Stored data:
-- -- --

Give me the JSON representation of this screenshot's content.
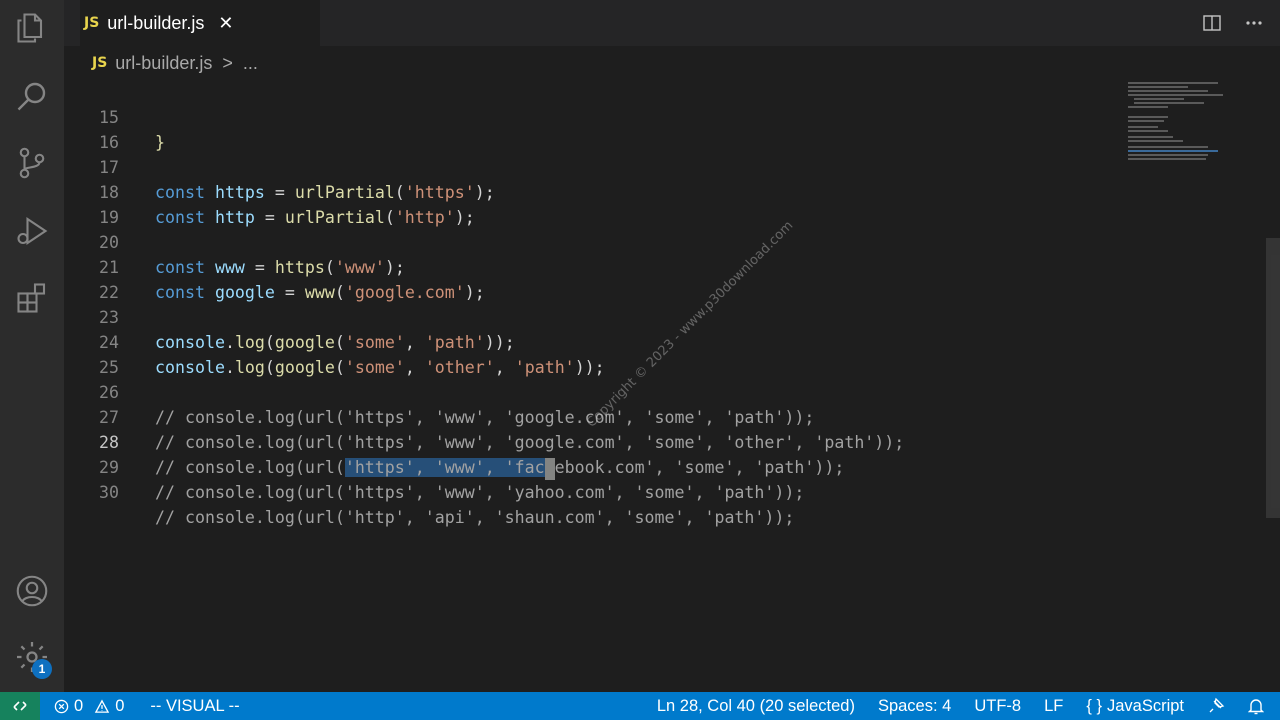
{
  "tab": {
    "badge": "JS",
    "title": "url-builder.js",
    "close": "✕"
  },
  "breadcrumb": {
    "badge": "JS",
    "file": "url-builder.js",
    "sep": ">",
    "more": "..."
  },
  "editor": {
    "lines": [
      {
        "n": "15"
      },
      {
        "n": "16"
      },
      {
        "n": "17"
      },
      {
        "n": "18"
      },
      {
        "n": "19"
      },
      {
        "n": "20"
      },
      {
        "n": "21"
      },
      {
        "n": "22"
      },
      {
        "n": "23"
      },
      {
        "n": "24"
      },
      {
        "n": "25"
      },
      {
        "n": "26"
      },
      {
        "n": "27"
      },
      {
        "n": "28"
      },
      {
        "n": "29"
      },
      {
        "n": "30"
      }
    ],
    "tokens": {
      "brace": "}",
      "const": "const",
      "https": "https",
      "http": "http",
      "www": "www",
      "google": "google",
      "urlPartial": "urlPartial",
      "console": "console",
      "log": "log",
      "eq": " = ",
      "s_https": "'https'",
      "s_http": "'http'",
      "s_www": "'www'",
      "s_google": "'google.com'",
      "s_some": "'some'",
      "s_path": "'path'",
      "s_other": "'other'"
    },
    "comments": {
      "c26": "// console.log(url('https', 'www', 'google.com', 'some', 'path'));",
      "c27": "// console.log(url('https', 'www', 'google.com', 'some', 'other', 'path'));",
      "c28_pre": "// console.log(url(",
      "c28_sel": "'https', 'www', 'fac",
      "c28_post": "ebook.com', 'some', 'path'));",
      "c29": "// console.log(url('https', 'www', 'yahoo.com', 'some', 'path'));",
      "c30": "// console.log(url('http', 'api', 'shaun.com', 'some', 'path'));"
    }
  },
  "watermark": "Copyright © 2023 - www.p30download.com",
  "status": {
    "errors": "0",
    "warnings": "0",
    "mode": "-- VISUAL --",
    "position": "Ln 28, Col 40 (20 selected)",
    "spaces": "Spaces: 4",
    "encoding": "UTF-8",
    "eol": "LF",
    "language": "JavaScript",
    "language_icon": "{ }"
  },
  "activity": {
    "badge_count": "1"
  },
  "colors": {
    "accent": "#007acc",
    "remote": "#16825d",
    "selection": "#264f78"
  }
}
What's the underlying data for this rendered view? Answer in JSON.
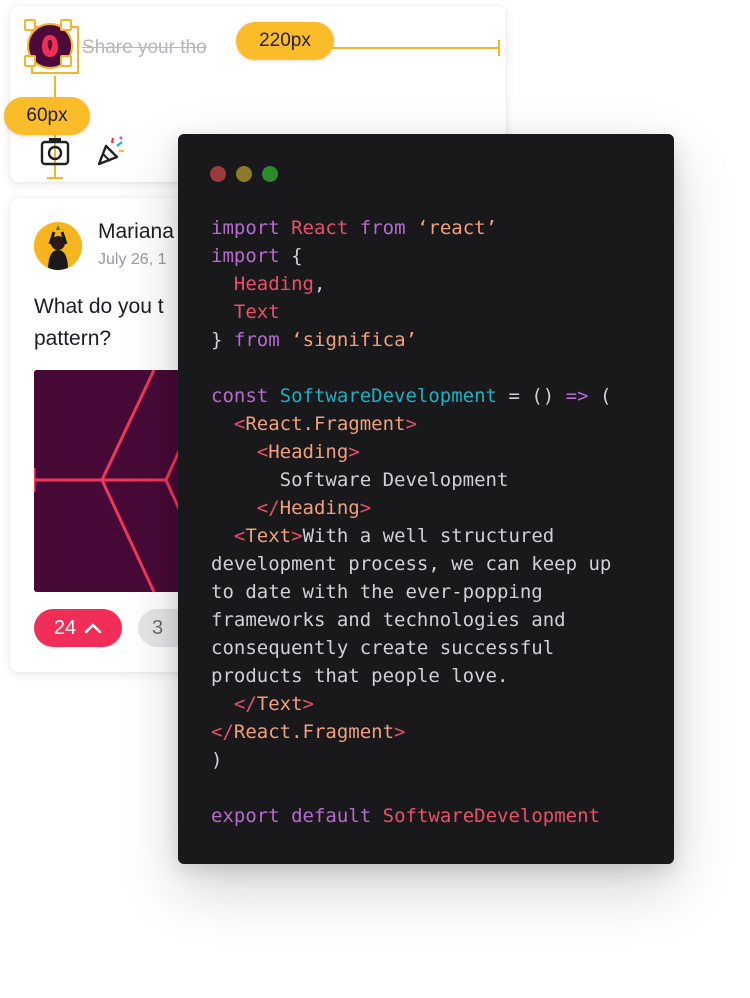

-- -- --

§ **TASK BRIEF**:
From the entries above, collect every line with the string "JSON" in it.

§ **OUTPUT OF THE EXERCISE**:
Give me the JSON representation of this screenshot's content.
What's the underlying data for this rendered view? Answer in JSON.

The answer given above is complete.